Josef Albers (b. 1888, Bottrop, Germany; d. 1976, Orange, Connecticut), a colour theorist, teacher and painter, was one of the twentieth century’s most influential artists. He studied and taught at the Bauhaus from 1920 until its closure in 1933. After fleeing to America with his wife Anni he taught at Black Mountain College, North Carolina where Robert Rauschenberg and Cy Twombly were among his students. In 1950 Albers was appointed head of the Department of Design at Yale University where he taught Eva Hesse and Richard Anuszkiewicz, among others. The 1963 publication of Albers’ treatise ‘The Interaction of Color’ cemented his enormous influence on post-war art. The Homage to the Square series, executed between 1950 and his death in 1976, consists of nested squares which bring to life the deceptive interplay of colours.
The Josef Albers Foundation was formed in 1963, followed in 1983 by the opening of a museum dedicated to Josef Albers in Bottrop, Germany. The many important exhibitions of Albers’ work include The Responsive Eye at the Museum of Modern Art, New York (1965) and a solo show at the Metropolitan Museum of Art, New York (1971) - the first retrospective the museum had devoted to a living artist. In 1988 the Solomon R. Guggenheim Museum organised a retrospective to mark the centenary of Albers’ birth.
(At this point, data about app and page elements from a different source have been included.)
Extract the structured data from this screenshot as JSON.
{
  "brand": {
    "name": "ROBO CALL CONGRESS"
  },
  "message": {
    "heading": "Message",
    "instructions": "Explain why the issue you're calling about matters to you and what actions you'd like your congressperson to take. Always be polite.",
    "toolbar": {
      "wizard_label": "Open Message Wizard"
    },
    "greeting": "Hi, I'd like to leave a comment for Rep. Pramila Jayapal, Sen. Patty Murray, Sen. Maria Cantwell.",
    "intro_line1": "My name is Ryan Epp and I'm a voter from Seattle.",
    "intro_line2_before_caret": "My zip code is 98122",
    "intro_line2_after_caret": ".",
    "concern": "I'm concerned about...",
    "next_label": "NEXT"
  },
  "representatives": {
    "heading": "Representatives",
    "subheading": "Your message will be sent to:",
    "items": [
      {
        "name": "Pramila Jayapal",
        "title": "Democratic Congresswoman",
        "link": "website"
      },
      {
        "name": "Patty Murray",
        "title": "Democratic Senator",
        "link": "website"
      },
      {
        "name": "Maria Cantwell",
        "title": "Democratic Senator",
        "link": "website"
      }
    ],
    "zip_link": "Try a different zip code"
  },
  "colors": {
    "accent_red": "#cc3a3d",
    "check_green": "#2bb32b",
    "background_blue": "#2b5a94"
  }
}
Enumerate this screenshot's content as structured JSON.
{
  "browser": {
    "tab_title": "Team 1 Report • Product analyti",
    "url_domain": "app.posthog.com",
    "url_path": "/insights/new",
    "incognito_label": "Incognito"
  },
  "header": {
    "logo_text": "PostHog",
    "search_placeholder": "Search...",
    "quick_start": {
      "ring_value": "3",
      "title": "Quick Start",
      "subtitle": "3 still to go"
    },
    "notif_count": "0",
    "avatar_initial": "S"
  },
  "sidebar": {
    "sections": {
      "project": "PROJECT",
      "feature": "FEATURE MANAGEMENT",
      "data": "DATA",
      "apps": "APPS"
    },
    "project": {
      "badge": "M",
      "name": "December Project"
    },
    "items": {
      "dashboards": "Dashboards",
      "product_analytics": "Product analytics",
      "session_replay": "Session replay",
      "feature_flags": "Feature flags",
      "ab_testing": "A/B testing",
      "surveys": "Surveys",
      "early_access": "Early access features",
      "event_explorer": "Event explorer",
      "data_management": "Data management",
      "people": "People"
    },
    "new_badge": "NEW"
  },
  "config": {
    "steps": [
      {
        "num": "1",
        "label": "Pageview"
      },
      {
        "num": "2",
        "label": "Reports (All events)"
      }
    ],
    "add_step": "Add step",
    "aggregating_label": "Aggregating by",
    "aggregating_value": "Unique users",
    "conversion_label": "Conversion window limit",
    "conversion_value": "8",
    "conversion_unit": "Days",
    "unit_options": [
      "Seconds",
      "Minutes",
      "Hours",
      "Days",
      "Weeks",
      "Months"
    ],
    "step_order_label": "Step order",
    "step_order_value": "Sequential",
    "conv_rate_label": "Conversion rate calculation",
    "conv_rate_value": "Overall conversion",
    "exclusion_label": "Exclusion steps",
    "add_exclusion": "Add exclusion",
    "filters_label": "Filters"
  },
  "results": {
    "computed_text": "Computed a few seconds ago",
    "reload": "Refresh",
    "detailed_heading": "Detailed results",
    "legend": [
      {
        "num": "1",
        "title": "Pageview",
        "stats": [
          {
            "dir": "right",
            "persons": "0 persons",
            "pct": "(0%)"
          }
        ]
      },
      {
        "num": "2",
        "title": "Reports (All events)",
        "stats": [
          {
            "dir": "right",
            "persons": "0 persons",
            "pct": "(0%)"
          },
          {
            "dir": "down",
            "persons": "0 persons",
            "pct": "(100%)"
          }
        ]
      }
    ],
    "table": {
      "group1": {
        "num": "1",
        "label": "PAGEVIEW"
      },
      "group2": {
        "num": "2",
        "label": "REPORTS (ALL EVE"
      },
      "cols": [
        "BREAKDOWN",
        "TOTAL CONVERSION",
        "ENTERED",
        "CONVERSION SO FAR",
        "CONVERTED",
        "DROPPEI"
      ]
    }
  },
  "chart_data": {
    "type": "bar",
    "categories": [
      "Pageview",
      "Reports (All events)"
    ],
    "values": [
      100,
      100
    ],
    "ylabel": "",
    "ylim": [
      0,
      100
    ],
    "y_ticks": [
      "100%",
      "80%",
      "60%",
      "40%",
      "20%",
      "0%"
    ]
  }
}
A solo exhibition was organised by the Morandi Museum in Bologna (2005) and in 2013 the National Gallery of Umbria in Perugia hosted Josef Albers: Spirituality and Rigor.Read more